How PSHE can help equip pupils with SEN for life at school and beyond
The class are busily getting on with their maths, some more than others. A boy on the edge of the classroom has withdrawn from the activity. While the teacher was giving out the instructions, he was doodling on some paper, drawing the same shape, same size, over and over again. Now, he does not know what to do.
A girl elsewhere in the classroom loudly tells her group that they are “stupid”. She finished the task eight minutes after the teacher asked them to start and has lost patience with the pace of the rest of the class. She does not know why they are looking upset.
Outside in the playground at break, screaming in anger at the goalkeeper for letting in a shot, a boy kicks the ball onto the dining hall roof and storms off.
These actions cause confusion and hurt, most of all for the children who perpetrated them. They do not know why they behaved in that way, what made them say what they said, or why they did what they did. The children who witnessed or were recipients of the behaviour do not know either.
Acceptance and understanding
Personal, health and social education is so important as it helps children to understand why they might behave in this way, helps them to know themselves better, helps them to avoid certain behaviour patterns, and spreads tolerance and acceptance.
The doodling boy can be given practical tips on how to focus but also the means and confidence to ask for the instructions again. The high achieving girl can celebrate her speed and skill but also learn how to empathise with her classmates more and maybe help them. The angry footballer can be shown how his behaviour affects others and be given techniques to manage his anger issues.
Personal health and social education (part of the broader PSHE education curriculum), the soft skills that enable us to function properly and easily in a community, are arguably the most important ones we learn. Some learn these at home, reinforced by school. Some only learn them at school. For children with SEN, these skills can be even more important as they help them to navigate a way through their lives, which have their own particular challenges.
If children have a good idea of who they are, how they act and interact, and why they have become the person they are, this will all help them with what they do. It will help them to make better choices for themselves, whether that is to do with how they interact socially or the decisions they make about health.
Children with SEN may feel that they don’t or can’t succeed academically. While input from specialist staff, use of different teaching styles to reflect learning styles and individual learning plans can help, if a child does not feel that they can succeed, then they won’t. Personal health and social education can help to increase self-esteem and resilience so that children have a go at the task in hand and achieve. Or maybe they have a go, fail and attempt it again until it is achieved. This can be part of a school’s work with children in developing a “growth mindset”. Only those who are confident about themselves, or very curious, will keep going.

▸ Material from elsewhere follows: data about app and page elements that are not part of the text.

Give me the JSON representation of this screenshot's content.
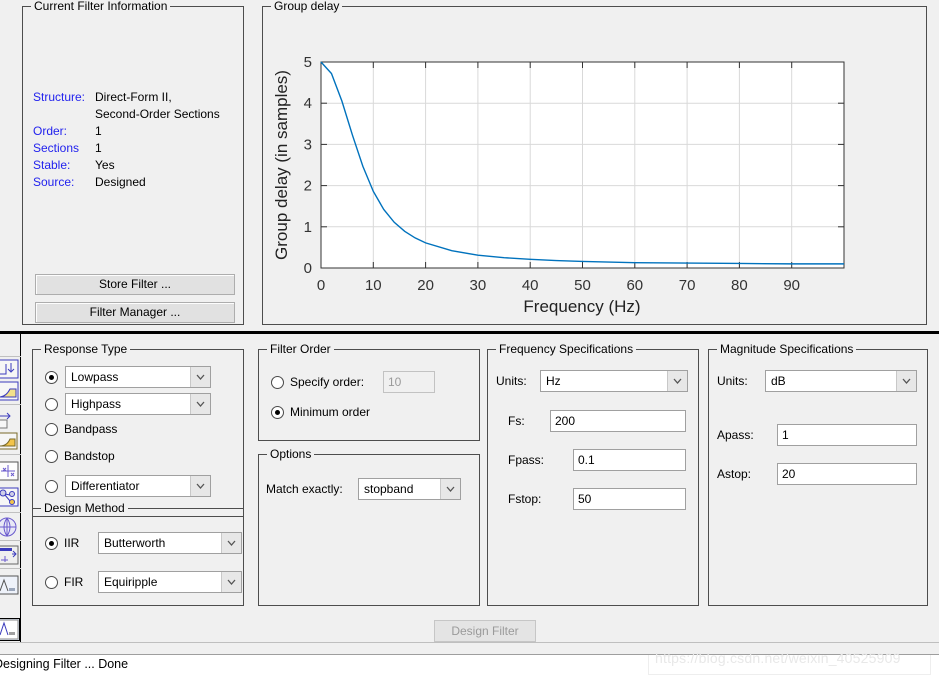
{
  "filter_info": {
    "title": "Current Filter Information",
    "rows": [
      {
        "label": "Structure:",
        "value": "Direct-Form II,",
        "value2": "Second-Order Sections"
      },
      {
        "label": "Order:",
        "value": "1"
      },
      {
        "label": "Sections",
        "value": "1"
      },
      {
        "label": "Stable:",
        "value": "Yes"
      },
      {
        "label": "Source:",
        "value": "Designed"
      }
    ],
    "store_filter_label": "Store Filter ...",
    "filter_manager_label": "Filter Manager ..."
  },
  "plot": {
    "title": "Group delay"
  },
  "chart_data": {
    "type": "line",
    "title": "Group delay",
    "xlabel": "Frequency (Hz)",
    "ylabel": "Group delay (in samples)",
    "xlim": [
      0,
      100
    ],
    "ylim": [
      0,
      5
    ],
    "xticks": [
      0,
      10,
      20,
      30,
      40,
      50,
      60,
      70,
      80,
      90
    ],
    "yticks": [
      0,
      1,
      2,
      3,
      4,
      5
    ],
    "grid": true,
    "legend": null,
    "line_color": "#0072bd",
    "series": [
      {
        "name": "Group delay",
        "x": [
          0,
          2,
          4,
          6,
          8,
          10,
          12,
          14,
          16,
          18,
          20,
          25,
          30,
          35,
          40,
          45,
          50,
          60,
          70,
          80,
          90,
          100
        ],
        "y": [
          5.0,
          4.72,
          4.05,
          3.23,
          2.47,
          1.86,
          1.42,
          1.11,
          0.89,
          0.73,
          0.61,
          0.42,
          0.31,
          0.25,
          0.21,
          0.18,
          0.16,
          0.13,
          0.12,
          0.11,
          0.1,
          0.1
        ]
      }
    ]
  },
  "response_type": {
    "title": "Response Type",
    "options": [
      {
        "type": "combo",
        "label": "Lowpass",
        "selected": true
      },
      {
        "type": "combo",
        "label": "Highpass",
        "selected": false
      },
      {
        "type": "radio",
        "label": "Bandpass",
        "selected": false
      },
      {
        "type": "radio",
        "label": "Bandstop",
        "selected": false
      },
      {
        "type": "combo",
        "label": "Differentiator",
        "selected": false
      }
    ]
  },
  "design_method": {
    "title": "Design Method",
    "options": [
      {
        "label": "IIR",
        "value": "Butterworth",
        "selected": true
      },
      {
        "label": "FIR",
        "value": "Equiripple",
        "selected": false
      }
    ]
  },
  "filter_order": {
    "title": "Filter Order",
    "specify_label": "Specify order:",
    "specify_value": "10",
    "specify_selected": false,
    "minimum_label": "Minimum order",
    "minimum_selected": true
  },
  "options": {
    "title": "Options",
    "match_label": "Match exactly:",
    "match_value": "stopband"
  },
  "frequency_spec": {
    "title": "Frequency Specifications",
    "units_label": "Units:",
    "units_value": "Hz",
    "fields": [
      {
        "label": "Fs:",
        "value": "200"
      },
      {
        "label": "Fpass:",
        "value": "0.1"
      },
      {
        "label": "Fstop:",
        "value": "50"
      }
    ]
  },
  "magnitude_spec": {
    "title": "Magnitude Specifications",
    "units_label": "Units:",
    "units_value": "dB",
    "fields": [
      {
        "label": "Apass:",
        "value": "1"
      },
      {
        "label": "Astop:",
        "value": "20"
      }
    ]
  },
  "footer": {
    "design_filter_label": "Design Filter",
    "status_text": "Designing Filter ... Done",
    "watermark": "https://blog.csdn.net/weixin_40525909"
  }
}
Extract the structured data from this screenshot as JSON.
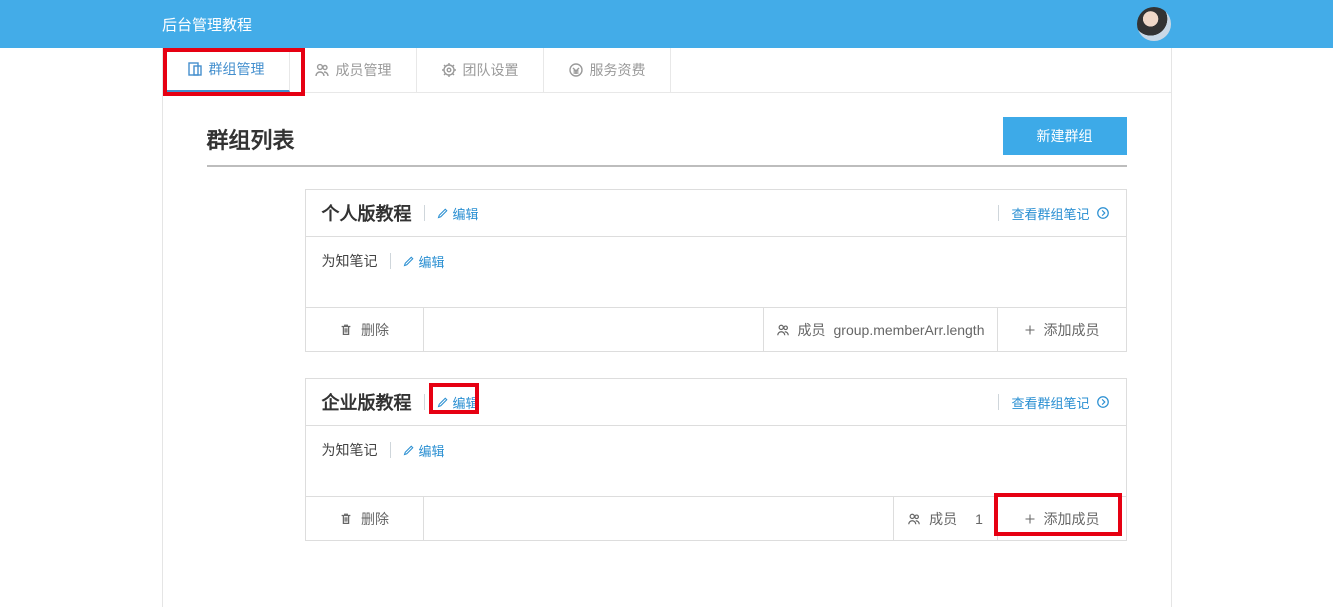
{
  "topbar": {
    "title": "后台管理教程"
  },
  "tabs": [
    {
      "label": "群组管理",
      "icon": "groups-icon",
      "active": true
    },
    {
      "label": "成员管理",
      "icon": "members-icon",
      "active": false
    },
    {
      "label": "团队设置",
      "icon": "settings-icon",
      "active": false
    },
    {
      "label": "服务资费",
      "icon": "billing-icon",
      "active": false
    }
  ],
  "main": {
    "title": "群组列表",
    "new_group_button": "新建群组"
  },
  "labels": {
    "edit": "编辑",
    "view_notes": "查看群组笔记",
    "delete": "删除",
    "members_prefix": "成员",
    "add_member": "添加成员"
  },
  "groups": [
    {
      "name": "个人版教程",
      "sub_name": "为知笔记",
      "member_count_text": "group.memberArr.length"
    },
    {
      "name": "企业版教程",
      "sub_name": "为知笔记",
      "member_count_text": "1"
    }
  ]
}
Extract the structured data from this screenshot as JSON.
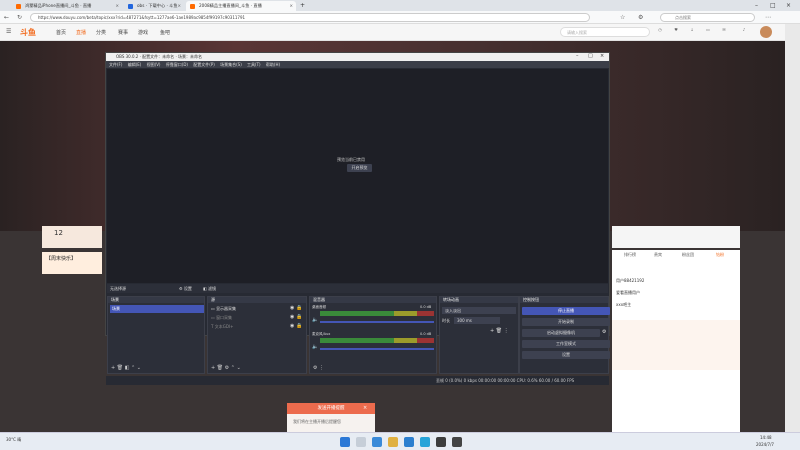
{
  "browser": {
    "tabs": [
      {
        "title": "鸿蒙精品iPhone直播间_斗鱼 · 直播",
        "fav": "#ff6a00"
      },
      {
        "title": "obs · 下载中心 · 斗鱼",
        "fav": "#2266dd"
      },
      {
        "title": "2008精品主播直播间_斗鱼 · 直播",
        "fav": "#ff6a00"
      }
    ],
    "url": "https://www.douyu.com/beta/topic/xxx?rid=487271&fsytt=1277ae6-1ae1989ac9854f99197c90311791",
    "search_placeholder": "点击搜索"
  },
  "site": {
    "logo": "斗鱼",
    "nav": [
      "首页",
      "直播",
      "分类",
      "赛事",
      "游戏",
      "鱼吧"
    ],
    "active_nav": "直播",
    "search": "请输入搜索",
    "icons": [
      "历史",
      "关注",
      "下载",
      "客户端",
      "消息",
      "个播"
    ]
  },
  "obs": {
    "title": "OBS 30.0.2 · 配置文件：未命名 · 场景：未命名",
    "menu": [
      "文件(F)",
      "编辑(E)",
      "视图(V)",
      "停靠窗口(D)",
      "配置文件(P)",
      "场景集合(S)",
      "工具(T)",
      "帮助(H)"
    ],
    "preview_msg": "预览当前已禁用",
    "preview_btn": "开启预览",
    "status_row": {
      "label": "无选择源",
      "props": "⚙ 设置",
      "filters": "◧ 滤镜"
    },
    "docks": {
      "scenes": {
        "title": "场景",
        "items": [
          "场景"
        ]
      },
      "sources": {
        "title": "源",
        "items": [
          "显示器采集",
          "窗口采集",
          "文本GDI+"
        ]
      },
      "mixer": {
        "title": "混音器",
        "ch": [
          {
            "name": "桌面音频",
            "db": "0.0 dB"
          },
          {
            "name": "麦克风/Aux",
            "db": "0.0 dB"
          }
        ]
      },
      "transitions": {
        "title": "转场动画",
        "type": "淡入淡出",
        "duration_label": "时长",
        "duration": "300 ms"
      },
      "controls": {
        "title": "控制按钮",
        "buttons": [
          "停止直播",
          "开始录制",
          "启动虚拟摄像机",
          "工作室模式",
          "设置"
        ]
      }
    },
    "status": "丢帧 0 (0.0%)   0 kbps   00:00:00   00:00:00   CPU: 0.6%   60.00 / 60.00 FPS"
  },
  "room": {
    "followers": "12",
    "anchor_name": "【周末快乐】",
    "side_tabs": [
      "排行榜",
      "贵宾",
      "粉丝团",
      "钻粉"
    ],
    "ranks": [
      "用户88421192",
      "爱看直播用户",
      "xxx吧主"
    ],
    "popup": "发送开播提醒",
    "popup_body": "我们将在主播开播后提醒您"
  },
  "taskbar": {
    "weather": "30°C 晴",
    "time": "14:48",
    "date": "2024/7/7"
  }
}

Understanding that they are unique and bring their specific talent to their community will increase their self-esteem. Knowing what they are good at and having realistic self-knowledge will help them to progress.
Personal health and social education gives children skills for dealing with others – their peers, friends and adults. They learn what a good relationship is, how to form one and then maintain it. They learn how to talk about their feelings, which disperses the silence of mental health problems. They learn who to talk to and where to get help from. They learn how to deal with their feelings, how to celebrate the good and how to manage the destructive. They learn how to listen and how to respond appropriately. They learn that bullying is never acceptable and what to do about it when they recognise it, either for themselves or for others. They learn what to do if they feel uncomfortable about something they have seen or that has been done to them. They learn the difference between secrets and surprises. They learn how to be a team player and encourage others.
Making the right choices
Personal health and social education helps children to make healthy decisions. It teaches them why exercise is good for the body, along with eating healthily, drinking water and getting enough sleep. It helps them to deal with issues such as obesity and having a positive body image despite influences from the media pushing the latest trend for how we should all look. They learn the facts about risky health behaviour, such as drug misuse, and then the skills to help them make up their own minds. It looks at the issues of sex, consent and maintaining healthy and respectful relationships – how to keep safe online, and having a healthy attitude towards social media.
All children need to develop these skills to help them learn how to be, how to exist in society and how to keep themselves safe. Children with SEN may need these skills even more than most, as they can be more vulnerable.
So, the doodling boy learns how to listen actively to focus on the instruction or that it is ok to ask time and time again for help. The girl realises that calling people “stupid” will not make her any friends but by offering to show them how she did it so quickly, she might gain some. The footballer learns to walk off the pitch for some deep breaths before returning feeling calmer. And the whole school community learns how to accept and celebrate diversity in all its forms.
Sarah Greenwood is an Educator Manager with Coram Life Education, which provides health, wellbeing and drugs education via life skills sessions delivered by trained educators in mobile classrooms. It is part of the children’s charity Coram: